Each block will have:
- A name
- An ID
- A value that determines whether the block has an inherent initial base score or its initial base score is determined by the definition of the system in which the block is contained
- A score (the source of which is determined by the above)
- A set of inputs
- A (ranked) list of outputs
- A name
- A fuel type
- An external and/or internal type value
- A modifying factor
- An amount (or capacity or bandwidth)
- A queue
- An accept/refuse insufficient fuel switch
- A wait/discard fuel switch
Each block simply pools all the fuel it receives from its inputs on each cycle, and then sends fuel out, starting at the top of its output list*. Within the block, fuel types are ignored, but the types of inputs and outputs a block can contain can be determined by its owning system's definition. For example, a body system could disallow any connection to or from a "heart" block which is not of "blood" type fuel.

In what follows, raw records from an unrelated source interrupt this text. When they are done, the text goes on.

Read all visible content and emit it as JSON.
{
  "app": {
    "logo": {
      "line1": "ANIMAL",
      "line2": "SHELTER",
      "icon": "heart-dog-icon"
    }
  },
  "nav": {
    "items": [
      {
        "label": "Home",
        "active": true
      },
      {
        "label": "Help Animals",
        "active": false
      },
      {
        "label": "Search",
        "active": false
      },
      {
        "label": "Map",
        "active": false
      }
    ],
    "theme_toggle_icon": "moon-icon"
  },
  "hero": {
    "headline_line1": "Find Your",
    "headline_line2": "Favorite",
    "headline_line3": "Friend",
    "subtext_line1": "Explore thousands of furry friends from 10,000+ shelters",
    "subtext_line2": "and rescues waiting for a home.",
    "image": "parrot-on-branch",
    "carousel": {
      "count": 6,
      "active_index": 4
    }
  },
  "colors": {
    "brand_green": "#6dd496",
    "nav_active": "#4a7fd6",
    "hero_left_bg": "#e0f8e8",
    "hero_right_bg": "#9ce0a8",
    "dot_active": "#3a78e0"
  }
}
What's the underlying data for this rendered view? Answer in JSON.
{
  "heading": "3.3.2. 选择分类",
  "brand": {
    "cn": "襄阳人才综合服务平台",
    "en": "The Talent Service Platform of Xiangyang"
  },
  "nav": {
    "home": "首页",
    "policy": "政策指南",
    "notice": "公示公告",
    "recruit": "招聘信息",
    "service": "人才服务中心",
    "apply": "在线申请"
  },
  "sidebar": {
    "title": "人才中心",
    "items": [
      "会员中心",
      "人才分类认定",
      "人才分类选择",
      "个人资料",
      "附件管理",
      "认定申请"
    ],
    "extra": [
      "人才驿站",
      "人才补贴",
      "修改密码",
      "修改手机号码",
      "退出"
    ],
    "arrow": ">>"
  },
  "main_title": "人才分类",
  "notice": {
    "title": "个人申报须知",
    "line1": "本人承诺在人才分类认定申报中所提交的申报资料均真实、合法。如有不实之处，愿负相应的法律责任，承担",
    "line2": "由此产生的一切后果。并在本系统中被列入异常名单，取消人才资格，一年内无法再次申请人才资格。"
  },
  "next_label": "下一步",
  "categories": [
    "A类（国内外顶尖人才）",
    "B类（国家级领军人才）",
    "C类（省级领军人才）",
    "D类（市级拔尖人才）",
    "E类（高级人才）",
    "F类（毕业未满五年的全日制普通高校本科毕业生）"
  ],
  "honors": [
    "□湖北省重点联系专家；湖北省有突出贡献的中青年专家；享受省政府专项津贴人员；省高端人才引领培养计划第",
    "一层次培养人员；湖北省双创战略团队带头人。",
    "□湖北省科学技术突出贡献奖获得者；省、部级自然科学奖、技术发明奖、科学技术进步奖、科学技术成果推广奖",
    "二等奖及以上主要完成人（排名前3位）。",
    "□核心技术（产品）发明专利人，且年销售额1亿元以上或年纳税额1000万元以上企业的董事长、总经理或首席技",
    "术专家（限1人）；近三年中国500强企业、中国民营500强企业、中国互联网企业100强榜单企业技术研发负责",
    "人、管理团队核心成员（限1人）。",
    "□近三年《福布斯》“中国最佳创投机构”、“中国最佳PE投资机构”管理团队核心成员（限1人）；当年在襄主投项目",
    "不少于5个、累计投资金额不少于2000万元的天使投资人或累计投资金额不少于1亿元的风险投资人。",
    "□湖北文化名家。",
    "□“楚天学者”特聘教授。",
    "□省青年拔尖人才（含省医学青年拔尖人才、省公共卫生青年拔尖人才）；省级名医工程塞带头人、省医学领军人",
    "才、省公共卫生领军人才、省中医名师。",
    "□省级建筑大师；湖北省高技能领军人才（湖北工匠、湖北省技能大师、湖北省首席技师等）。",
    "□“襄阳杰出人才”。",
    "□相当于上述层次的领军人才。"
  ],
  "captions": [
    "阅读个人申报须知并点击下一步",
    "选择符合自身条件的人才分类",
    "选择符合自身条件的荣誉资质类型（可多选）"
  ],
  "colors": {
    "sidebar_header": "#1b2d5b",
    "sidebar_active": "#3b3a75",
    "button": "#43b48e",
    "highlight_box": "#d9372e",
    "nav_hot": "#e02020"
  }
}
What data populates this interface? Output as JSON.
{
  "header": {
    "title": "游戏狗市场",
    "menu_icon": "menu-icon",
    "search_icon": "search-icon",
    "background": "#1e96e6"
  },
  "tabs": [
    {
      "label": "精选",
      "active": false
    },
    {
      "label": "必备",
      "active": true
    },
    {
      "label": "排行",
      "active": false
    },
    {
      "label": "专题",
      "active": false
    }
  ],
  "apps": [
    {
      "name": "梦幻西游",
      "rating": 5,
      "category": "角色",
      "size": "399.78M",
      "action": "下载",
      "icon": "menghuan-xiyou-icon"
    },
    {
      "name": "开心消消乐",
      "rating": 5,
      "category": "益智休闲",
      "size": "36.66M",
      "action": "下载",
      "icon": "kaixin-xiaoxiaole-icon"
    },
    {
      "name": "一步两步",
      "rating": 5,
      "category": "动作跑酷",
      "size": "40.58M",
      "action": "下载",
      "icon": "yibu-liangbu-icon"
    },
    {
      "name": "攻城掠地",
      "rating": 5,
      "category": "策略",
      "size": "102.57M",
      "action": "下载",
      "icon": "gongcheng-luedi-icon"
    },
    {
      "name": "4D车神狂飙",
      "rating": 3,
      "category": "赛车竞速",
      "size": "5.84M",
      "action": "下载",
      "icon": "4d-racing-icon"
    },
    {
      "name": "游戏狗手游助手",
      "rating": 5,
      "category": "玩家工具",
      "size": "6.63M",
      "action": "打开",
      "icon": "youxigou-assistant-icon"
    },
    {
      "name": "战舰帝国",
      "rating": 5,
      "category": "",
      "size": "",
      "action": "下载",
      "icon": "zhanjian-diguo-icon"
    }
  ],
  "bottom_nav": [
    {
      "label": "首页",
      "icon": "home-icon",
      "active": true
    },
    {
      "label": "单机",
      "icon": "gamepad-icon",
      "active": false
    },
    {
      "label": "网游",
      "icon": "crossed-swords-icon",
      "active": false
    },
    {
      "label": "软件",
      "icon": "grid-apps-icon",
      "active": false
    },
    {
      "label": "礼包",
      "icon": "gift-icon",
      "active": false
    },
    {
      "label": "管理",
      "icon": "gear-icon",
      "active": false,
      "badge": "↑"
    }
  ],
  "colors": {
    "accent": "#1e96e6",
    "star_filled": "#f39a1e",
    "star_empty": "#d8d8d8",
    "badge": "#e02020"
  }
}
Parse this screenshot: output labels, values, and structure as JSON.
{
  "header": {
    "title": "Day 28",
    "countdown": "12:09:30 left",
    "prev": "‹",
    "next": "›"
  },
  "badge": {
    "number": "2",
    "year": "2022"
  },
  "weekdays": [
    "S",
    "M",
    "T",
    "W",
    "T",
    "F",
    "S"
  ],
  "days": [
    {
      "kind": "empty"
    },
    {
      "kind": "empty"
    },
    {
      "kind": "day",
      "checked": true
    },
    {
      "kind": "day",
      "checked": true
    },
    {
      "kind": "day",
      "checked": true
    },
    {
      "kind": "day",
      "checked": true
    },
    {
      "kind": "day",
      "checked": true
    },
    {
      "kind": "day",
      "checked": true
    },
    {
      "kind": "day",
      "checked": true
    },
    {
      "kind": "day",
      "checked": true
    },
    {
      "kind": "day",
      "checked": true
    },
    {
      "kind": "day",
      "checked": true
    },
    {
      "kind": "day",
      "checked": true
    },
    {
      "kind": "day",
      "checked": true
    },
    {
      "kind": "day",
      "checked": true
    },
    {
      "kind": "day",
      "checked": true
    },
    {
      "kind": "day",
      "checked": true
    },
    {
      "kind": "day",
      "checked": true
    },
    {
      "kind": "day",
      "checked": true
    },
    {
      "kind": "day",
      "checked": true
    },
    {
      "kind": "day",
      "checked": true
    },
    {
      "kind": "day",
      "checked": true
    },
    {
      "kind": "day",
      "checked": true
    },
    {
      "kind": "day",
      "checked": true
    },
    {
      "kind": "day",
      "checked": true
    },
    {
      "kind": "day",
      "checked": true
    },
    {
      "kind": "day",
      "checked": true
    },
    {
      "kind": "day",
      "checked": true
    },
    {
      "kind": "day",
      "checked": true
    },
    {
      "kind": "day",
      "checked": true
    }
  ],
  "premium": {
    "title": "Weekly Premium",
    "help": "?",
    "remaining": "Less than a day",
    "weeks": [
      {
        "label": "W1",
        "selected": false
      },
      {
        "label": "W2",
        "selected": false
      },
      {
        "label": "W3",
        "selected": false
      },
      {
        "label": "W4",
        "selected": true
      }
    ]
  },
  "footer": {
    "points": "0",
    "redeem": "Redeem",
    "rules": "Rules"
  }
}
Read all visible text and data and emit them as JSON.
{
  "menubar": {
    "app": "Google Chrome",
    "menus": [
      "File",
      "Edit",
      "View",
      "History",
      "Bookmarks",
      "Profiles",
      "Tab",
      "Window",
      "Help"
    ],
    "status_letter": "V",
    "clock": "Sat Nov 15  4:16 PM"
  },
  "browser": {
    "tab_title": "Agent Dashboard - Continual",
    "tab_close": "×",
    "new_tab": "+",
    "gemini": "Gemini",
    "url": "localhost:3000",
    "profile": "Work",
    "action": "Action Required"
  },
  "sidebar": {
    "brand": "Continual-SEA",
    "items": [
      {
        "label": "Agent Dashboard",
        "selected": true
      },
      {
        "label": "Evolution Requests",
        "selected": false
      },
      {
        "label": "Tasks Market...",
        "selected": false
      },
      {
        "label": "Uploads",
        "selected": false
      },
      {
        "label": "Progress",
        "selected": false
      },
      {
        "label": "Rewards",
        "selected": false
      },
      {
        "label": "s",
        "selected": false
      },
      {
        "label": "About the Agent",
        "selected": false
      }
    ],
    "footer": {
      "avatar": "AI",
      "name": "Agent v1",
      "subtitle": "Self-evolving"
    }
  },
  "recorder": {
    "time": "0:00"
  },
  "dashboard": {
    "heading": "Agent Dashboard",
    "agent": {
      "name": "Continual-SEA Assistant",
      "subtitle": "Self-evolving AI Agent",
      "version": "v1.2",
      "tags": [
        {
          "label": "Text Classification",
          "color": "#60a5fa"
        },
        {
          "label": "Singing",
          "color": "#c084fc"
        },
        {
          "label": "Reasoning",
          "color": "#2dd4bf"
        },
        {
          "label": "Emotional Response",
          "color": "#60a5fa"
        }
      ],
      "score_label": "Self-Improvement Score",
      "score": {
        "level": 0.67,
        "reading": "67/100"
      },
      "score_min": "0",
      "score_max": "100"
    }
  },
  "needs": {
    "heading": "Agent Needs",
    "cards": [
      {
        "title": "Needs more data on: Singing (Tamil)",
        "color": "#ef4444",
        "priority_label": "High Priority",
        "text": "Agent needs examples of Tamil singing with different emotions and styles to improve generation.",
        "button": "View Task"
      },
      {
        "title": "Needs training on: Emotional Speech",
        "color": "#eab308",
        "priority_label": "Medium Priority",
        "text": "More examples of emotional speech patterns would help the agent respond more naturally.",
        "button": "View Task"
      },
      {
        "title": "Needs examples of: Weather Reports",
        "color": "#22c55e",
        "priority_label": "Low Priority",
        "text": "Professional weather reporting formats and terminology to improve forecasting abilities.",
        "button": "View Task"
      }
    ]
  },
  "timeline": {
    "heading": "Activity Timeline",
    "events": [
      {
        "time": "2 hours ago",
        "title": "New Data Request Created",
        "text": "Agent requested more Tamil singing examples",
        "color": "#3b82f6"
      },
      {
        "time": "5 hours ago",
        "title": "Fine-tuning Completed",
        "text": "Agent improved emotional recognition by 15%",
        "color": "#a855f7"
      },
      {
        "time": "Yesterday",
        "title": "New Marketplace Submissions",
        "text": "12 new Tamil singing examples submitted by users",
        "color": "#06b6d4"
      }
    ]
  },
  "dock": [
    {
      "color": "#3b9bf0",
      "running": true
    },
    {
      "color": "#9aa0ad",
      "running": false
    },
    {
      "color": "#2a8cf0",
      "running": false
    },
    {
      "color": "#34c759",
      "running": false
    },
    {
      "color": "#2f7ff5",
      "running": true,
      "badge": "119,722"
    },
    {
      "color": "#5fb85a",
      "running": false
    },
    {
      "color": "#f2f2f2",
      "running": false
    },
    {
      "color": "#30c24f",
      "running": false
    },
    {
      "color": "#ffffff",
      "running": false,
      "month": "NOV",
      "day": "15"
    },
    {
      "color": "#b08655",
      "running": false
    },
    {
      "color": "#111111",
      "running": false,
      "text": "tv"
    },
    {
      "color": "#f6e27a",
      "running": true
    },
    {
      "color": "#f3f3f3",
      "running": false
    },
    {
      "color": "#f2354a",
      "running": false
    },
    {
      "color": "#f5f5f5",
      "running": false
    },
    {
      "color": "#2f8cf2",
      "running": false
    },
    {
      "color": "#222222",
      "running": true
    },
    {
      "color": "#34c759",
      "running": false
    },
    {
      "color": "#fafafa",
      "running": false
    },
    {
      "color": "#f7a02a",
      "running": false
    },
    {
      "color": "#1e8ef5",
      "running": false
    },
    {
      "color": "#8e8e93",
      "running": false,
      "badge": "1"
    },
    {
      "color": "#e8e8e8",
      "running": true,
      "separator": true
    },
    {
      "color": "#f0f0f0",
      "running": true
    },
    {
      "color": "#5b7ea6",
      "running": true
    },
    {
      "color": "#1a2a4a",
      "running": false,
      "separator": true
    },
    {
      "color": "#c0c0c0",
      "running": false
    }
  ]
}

The goal should be that the total input and output amounts are equal (or in favor of the input), which would mean that the block is at equilibrium. The reason for this is because the overall health of the system the blocks belong to is determined by some function (determined by the system's definition) of all the scores of all the blocks after their outputs have been sent out--midpoint of the fuel cycle. The lower a block's score, the lower the overall health of the system. If the overall health of the system reaches a critical level (determined by its definition), the system is broken or unusable until it is fixed or whatever.
Now, just because a block is at equilibrium does not mean that the entire system is at equilibrium. Care must be taken to ensure that the system is configured in such a way that no block's score quickly reaches zero. This could result in a cascade failure of blocks and thus, the system.
*Update: This is the reverse of what I intend to actually happen (which is: ouput first, then input).